If I could go back, the one thing I would have done differently is to act sooner. I should have acted sooner in my opinion, but I did not learn this until I sought ample peer review, consulted with multiple elder midwives, and watched the videos over and over time and time again. Hands on birth is gnarly, but sometimes it is required. I feel confident that if the same situation occurred again I’d handle it with absolute grace and fluidity.
The team work between mother and attendant is paramount. In my opinion, it should always be mother led, she should be calling all of the shots. The attendant should be keeping their mouth shut and sitting on their hands unless there is a reason to speak up or touch, while being educated on “when” is also important. In those cases of touch being necessary, full informed consent should be given unless it is a life or death moment where seconds count, with no time to talk. If something is clearly not well, that should be relayed to the mother, followed by options, and nothing occurring unless she authorized the go-ahead. This is how we leave the mother empowered in her birth.
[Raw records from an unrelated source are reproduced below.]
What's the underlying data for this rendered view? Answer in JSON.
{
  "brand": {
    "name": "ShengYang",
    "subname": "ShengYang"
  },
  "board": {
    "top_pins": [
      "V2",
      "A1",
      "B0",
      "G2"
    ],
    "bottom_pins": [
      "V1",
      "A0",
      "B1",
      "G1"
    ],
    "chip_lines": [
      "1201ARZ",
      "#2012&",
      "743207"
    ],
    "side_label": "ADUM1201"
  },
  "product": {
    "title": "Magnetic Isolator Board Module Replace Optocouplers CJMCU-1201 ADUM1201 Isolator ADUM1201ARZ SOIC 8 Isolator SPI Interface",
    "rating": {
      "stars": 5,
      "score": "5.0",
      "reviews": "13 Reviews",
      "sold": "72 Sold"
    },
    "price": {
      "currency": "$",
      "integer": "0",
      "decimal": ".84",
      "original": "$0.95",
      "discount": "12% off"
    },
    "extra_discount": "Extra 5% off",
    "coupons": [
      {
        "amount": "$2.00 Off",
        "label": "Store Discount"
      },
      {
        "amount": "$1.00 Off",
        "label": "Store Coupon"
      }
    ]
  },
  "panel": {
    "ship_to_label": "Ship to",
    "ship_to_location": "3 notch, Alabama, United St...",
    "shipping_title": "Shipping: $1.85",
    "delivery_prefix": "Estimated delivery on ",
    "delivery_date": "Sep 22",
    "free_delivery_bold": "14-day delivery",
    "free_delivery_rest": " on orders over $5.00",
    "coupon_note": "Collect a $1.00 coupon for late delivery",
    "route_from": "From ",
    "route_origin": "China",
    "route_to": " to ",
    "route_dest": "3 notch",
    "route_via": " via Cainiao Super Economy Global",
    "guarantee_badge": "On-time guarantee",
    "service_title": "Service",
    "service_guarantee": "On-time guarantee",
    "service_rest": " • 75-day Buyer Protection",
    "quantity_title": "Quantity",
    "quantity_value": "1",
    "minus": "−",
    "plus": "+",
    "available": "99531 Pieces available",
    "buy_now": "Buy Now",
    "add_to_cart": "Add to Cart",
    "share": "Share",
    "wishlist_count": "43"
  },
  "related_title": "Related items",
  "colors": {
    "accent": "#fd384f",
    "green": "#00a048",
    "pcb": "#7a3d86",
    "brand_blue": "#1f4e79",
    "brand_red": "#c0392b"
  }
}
No one wants an emergency to occur, but sometimes they happen. In those situations we can make it less traumatic and leave the mom empowered by giving her ultimate say with informed consent. It would have been really scary if I randomly reached inside of her body without explaining what I was going to do. It would have been scary if I didn’t relay to the mother, “I do hear a heartbeat and he is alive”, but perform mouth to mouth on her baby with zero reassurance. All of those moments and actions are important. Of course, there are times that there isn’t time for talk or options, but those occasions should be few and far between. Leaving the mother in charge or informed in what is occurring and offering reassurance is how we decrease trauma and help her obtain her own empowerment.
If you are an unassisted birther or are planning an unassisted birth it can be helpful to know what to do if you might find yourself in a shoulder dystocia situation. The first course of action is to change positions to an upright position; standing, squatting, on all-fours, lunging, etc. Any position that opens the pelvic opening wider. If this does not help, locating the shoulder externally and applying sub-pubic pressure while in a McRobert’s position may be helpful. Sometimes internal impacted shoulder rotation is required. To learn more on shoulder dystocia situations, enroll in the HERBAL Freebirth Course: https://herbal-training.com/freebirth-course/
The teamwork between birthing woman and attendant is crucial to outcome. The person present should also never do something that they are not fully knowledgeable on, as a little information can become harmful in an emergency. We do not suggest HERBAL Doulas do things of the sort that are mentioned in this article, unless they have obtained outside training/understandings on their own.